Dataset excerpts:
# # # # # # #

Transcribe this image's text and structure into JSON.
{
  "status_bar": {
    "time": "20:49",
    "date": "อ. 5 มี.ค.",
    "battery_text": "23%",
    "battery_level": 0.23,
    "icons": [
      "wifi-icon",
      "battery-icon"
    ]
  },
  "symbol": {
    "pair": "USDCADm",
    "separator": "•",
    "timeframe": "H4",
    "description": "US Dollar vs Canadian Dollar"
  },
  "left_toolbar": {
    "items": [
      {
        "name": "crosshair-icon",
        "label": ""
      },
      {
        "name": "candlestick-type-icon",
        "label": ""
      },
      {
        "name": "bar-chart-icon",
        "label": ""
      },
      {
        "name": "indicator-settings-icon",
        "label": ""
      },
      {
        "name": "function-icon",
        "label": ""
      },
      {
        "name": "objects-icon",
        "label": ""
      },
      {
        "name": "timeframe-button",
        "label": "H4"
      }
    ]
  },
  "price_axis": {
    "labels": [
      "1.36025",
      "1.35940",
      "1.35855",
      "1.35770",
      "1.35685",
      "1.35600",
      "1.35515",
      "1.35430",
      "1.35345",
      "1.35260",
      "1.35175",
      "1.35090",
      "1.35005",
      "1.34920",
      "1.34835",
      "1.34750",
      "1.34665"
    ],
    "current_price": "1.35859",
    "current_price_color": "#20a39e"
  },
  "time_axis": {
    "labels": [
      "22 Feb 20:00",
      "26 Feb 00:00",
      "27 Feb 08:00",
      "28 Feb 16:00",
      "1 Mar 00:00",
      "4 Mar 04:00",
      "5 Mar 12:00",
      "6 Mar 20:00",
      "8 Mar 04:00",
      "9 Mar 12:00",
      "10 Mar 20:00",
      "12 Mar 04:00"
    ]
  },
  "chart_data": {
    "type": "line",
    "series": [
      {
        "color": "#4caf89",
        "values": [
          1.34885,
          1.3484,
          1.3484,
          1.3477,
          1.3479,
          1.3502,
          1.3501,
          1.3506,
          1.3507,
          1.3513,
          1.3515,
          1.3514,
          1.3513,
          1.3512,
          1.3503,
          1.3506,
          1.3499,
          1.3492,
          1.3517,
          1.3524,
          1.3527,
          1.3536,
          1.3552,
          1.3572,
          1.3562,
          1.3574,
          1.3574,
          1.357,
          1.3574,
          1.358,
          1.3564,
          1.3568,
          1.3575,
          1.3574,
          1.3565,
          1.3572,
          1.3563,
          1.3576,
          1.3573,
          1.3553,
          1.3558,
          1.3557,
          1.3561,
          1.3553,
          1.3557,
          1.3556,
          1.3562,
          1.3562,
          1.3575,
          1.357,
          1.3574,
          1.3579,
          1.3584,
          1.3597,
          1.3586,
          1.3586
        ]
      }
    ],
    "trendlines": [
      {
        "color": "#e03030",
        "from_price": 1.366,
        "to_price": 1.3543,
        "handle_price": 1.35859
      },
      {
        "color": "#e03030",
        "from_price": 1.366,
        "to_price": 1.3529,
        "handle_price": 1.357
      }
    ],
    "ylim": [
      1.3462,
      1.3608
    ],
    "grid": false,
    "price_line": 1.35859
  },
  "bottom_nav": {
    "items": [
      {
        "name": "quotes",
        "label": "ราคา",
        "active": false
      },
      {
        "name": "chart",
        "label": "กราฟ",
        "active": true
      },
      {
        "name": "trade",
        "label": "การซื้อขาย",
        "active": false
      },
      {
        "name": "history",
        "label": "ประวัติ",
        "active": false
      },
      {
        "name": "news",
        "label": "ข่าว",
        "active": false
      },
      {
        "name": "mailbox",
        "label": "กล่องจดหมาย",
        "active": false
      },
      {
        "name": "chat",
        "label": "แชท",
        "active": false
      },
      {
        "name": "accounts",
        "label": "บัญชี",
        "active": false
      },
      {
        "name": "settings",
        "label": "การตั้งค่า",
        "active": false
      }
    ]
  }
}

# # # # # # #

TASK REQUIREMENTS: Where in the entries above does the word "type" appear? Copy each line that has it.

OUTPUT FOR THIS EXERCISE:
        "name": "candlestick-type-icon",
    "type": "line",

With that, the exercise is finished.